John Le Carré's The Little Drummer Girl (1983)

Obligatory first reaction, which I'm probably undercutting more than I mean to with this self-ironizing remark:  this book could have been written today, almost thirty years later, and not many of the details would need changing, and that's a disgrace.  Well, all of the details would need changing:  but not the overall arc.  And since Le Carré's genius is in the details, I guess it's better to retract that first claim entirely.  This book is not just about the heartbreaking intractability of the Israeli-Palestinian conflict.  It's about the details of where that conflict stood in the early '80s, and how it was thought about by certain Western Europeans.  And for that, when you read it today, it's an education.

But like everything else I've read by Le Carré so far, this so far transcends the political and historical specifics of its subject matter as to make me all but forget that, oh yes, it's also about a young woman who gets caught up in the post-Munich '72 cycle of attacks and reprisals.  Because what resonates most about it is its portrait of a young woman who is so disenchanted with her home country, so disillusioned about her own background, so sick of her self, that she's all too eager to allow herself to be enchanted, illusioned, and healed by the Other.  Whatever Other presents itself, apparently.

In that, this book struck me almost as a modern retelling of Waverley - one of my favorite books, although I seem to have never blogged it yet.  That, too, is about innocent idealism and those who would take advantage of it;  but if anything, Le Carré is more evenhanded than Scott.  He doesn't have Scott's conservative faith that it would be an unqualified good for the girl to grow up and out of it.  Indeed, this book rivals Darkness at Noon in the rigor with which it makes us see the logic of both sides' positions.

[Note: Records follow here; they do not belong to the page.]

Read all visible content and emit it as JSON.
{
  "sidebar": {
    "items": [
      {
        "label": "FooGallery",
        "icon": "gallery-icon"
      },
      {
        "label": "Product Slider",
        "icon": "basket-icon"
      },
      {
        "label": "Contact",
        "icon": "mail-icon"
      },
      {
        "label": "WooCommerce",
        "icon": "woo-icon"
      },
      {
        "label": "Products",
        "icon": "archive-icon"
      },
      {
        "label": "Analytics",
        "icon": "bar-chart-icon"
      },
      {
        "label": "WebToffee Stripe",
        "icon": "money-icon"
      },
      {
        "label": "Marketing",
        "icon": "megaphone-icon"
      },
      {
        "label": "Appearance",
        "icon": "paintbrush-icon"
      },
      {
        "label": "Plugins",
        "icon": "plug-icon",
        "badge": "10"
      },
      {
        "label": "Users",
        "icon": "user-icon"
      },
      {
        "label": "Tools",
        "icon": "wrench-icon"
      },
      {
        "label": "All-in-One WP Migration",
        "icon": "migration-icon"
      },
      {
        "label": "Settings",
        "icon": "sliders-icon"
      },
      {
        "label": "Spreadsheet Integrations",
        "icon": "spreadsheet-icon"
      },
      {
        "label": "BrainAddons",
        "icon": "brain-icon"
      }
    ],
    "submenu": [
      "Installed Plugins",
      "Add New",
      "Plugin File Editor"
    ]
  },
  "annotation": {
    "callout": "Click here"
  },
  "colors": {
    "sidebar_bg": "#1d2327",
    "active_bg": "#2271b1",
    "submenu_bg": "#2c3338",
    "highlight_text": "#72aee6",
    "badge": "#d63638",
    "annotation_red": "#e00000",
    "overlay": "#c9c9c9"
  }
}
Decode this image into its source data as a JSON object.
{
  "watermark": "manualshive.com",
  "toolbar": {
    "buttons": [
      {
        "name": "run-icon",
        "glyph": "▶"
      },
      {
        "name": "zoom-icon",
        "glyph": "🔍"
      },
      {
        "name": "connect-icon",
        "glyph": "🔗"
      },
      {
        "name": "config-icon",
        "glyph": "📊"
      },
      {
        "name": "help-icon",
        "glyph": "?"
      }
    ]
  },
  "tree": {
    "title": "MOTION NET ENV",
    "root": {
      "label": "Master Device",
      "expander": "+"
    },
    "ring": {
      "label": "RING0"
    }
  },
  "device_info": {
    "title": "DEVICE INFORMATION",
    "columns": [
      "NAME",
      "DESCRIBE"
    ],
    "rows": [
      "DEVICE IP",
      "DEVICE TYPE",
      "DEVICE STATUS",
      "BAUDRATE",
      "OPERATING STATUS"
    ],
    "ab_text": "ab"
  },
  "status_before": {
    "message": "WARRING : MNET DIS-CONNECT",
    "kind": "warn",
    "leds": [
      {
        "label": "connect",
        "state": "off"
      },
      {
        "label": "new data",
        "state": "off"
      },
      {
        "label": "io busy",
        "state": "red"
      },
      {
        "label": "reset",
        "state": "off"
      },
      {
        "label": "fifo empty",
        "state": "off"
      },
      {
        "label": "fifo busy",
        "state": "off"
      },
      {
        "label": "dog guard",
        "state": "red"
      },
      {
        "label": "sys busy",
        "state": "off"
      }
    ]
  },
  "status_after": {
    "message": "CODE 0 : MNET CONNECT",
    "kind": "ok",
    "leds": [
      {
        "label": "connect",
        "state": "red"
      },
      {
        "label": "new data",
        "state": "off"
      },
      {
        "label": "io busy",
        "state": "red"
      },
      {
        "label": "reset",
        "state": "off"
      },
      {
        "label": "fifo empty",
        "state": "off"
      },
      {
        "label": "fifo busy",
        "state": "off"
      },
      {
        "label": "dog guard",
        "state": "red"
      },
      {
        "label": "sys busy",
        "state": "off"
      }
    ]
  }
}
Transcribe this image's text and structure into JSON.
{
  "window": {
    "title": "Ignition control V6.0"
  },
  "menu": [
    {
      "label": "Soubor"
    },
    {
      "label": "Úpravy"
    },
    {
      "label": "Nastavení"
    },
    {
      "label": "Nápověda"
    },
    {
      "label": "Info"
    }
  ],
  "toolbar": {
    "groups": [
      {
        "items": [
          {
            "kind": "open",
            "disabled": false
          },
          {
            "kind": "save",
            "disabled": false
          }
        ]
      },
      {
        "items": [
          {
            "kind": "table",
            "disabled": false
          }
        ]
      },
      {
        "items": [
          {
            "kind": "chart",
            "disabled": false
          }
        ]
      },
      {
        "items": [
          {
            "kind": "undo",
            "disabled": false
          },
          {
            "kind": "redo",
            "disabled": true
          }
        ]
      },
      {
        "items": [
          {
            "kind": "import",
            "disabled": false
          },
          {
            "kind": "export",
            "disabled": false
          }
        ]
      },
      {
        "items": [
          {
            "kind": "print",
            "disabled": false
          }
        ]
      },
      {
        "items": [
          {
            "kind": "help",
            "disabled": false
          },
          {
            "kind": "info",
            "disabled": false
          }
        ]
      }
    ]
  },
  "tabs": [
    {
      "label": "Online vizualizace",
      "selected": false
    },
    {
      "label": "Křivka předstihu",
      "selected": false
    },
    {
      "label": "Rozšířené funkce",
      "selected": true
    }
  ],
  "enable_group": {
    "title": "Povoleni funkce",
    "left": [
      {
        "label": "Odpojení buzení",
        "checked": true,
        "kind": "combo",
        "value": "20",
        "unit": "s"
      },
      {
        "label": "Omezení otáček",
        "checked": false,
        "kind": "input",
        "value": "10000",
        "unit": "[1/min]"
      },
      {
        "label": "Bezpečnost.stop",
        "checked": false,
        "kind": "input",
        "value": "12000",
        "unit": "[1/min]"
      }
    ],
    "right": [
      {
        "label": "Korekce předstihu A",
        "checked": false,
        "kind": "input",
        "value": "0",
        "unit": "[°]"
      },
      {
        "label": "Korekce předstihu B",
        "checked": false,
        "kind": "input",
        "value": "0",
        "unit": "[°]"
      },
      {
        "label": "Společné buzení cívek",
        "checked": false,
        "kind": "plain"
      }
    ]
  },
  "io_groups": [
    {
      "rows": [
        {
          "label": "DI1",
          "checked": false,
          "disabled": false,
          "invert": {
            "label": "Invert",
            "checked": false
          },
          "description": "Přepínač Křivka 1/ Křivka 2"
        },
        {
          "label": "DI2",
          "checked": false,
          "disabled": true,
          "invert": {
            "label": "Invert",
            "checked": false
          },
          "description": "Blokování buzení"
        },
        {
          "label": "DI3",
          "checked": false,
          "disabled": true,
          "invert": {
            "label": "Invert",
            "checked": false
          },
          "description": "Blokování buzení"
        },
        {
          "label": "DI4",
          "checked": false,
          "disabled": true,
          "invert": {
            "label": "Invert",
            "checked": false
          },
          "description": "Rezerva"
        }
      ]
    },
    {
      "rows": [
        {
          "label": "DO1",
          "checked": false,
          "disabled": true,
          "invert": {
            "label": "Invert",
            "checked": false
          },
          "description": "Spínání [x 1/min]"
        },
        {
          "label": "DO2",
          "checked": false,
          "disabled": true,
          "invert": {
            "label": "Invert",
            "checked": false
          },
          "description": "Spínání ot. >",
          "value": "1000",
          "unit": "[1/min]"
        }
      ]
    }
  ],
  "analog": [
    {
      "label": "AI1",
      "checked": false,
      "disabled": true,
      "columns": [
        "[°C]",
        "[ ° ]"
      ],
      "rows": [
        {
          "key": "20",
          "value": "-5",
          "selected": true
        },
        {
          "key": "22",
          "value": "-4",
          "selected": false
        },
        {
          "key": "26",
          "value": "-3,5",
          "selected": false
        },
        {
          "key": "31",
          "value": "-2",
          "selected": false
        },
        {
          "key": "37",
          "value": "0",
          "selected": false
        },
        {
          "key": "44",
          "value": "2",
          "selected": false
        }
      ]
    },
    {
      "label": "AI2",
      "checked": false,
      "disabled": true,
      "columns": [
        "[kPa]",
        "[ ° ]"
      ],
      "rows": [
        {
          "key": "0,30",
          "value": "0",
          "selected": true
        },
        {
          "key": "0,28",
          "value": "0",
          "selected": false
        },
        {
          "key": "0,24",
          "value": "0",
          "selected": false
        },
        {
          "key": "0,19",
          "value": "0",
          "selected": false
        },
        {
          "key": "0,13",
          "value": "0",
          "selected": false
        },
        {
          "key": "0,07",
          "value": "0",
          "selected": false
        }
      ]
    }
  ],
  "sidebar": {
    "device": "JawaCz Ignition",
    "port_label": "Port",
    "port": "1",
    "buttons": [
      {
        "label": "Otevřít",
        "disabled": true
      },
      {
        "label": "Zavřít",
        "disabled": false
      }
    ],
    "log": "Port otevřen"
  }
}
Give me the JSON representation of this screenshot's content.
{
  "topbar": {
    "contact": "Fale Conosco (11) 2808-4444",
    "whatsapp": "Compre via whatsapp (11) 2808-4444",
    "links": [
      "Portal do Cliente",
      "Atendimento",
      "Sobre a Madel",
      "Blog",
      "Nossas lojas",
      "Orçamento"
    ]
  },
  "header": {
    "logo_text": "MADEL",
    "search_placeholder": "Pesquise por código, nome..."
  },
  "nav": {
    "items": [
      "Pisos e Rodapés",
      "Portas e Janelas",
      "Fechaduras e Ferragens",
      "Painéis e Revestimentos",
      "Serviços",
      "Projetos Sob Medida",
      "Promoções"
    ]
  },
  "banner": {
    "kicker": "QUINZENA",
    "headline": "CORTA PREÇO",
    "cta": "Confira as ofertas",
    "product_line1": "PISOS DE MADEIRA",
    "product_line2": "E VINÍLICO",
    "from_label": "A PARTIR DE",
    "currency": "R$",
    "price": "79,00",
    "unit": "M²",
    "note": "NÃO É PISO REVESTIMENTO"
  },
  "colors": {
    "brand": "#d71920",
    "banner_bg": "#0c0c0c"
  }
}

The spymaster - or rather, one of them, the one known alternately as Becker and Joseph - also turns out to be a fascinating psychological study.  In Smiley we got a portrait of the spymaster as inertial force, somebody who, in the end, is struggling because he's always struggled, and because he's being struggled against, but whose ideological foundation has long since crumbled away;  in Joseph we get spymaster as psychologist.  Not as analyst, but as someone whose job it is to help the patient into and through transference - to be for the patient (the agent) whatever the patient (the agent) needs him to be, in order to create the patient as true agent.  To get Charlie to do what he needs her to do, Joseph has to let her fall in love with him.  In the hands of a lesser spy novelist this would be James Bond territory - sleep with a woman and she'll do whatever you tell her - but here we get glimpses of just how much it's taking out of Joseph to treat another human being like this.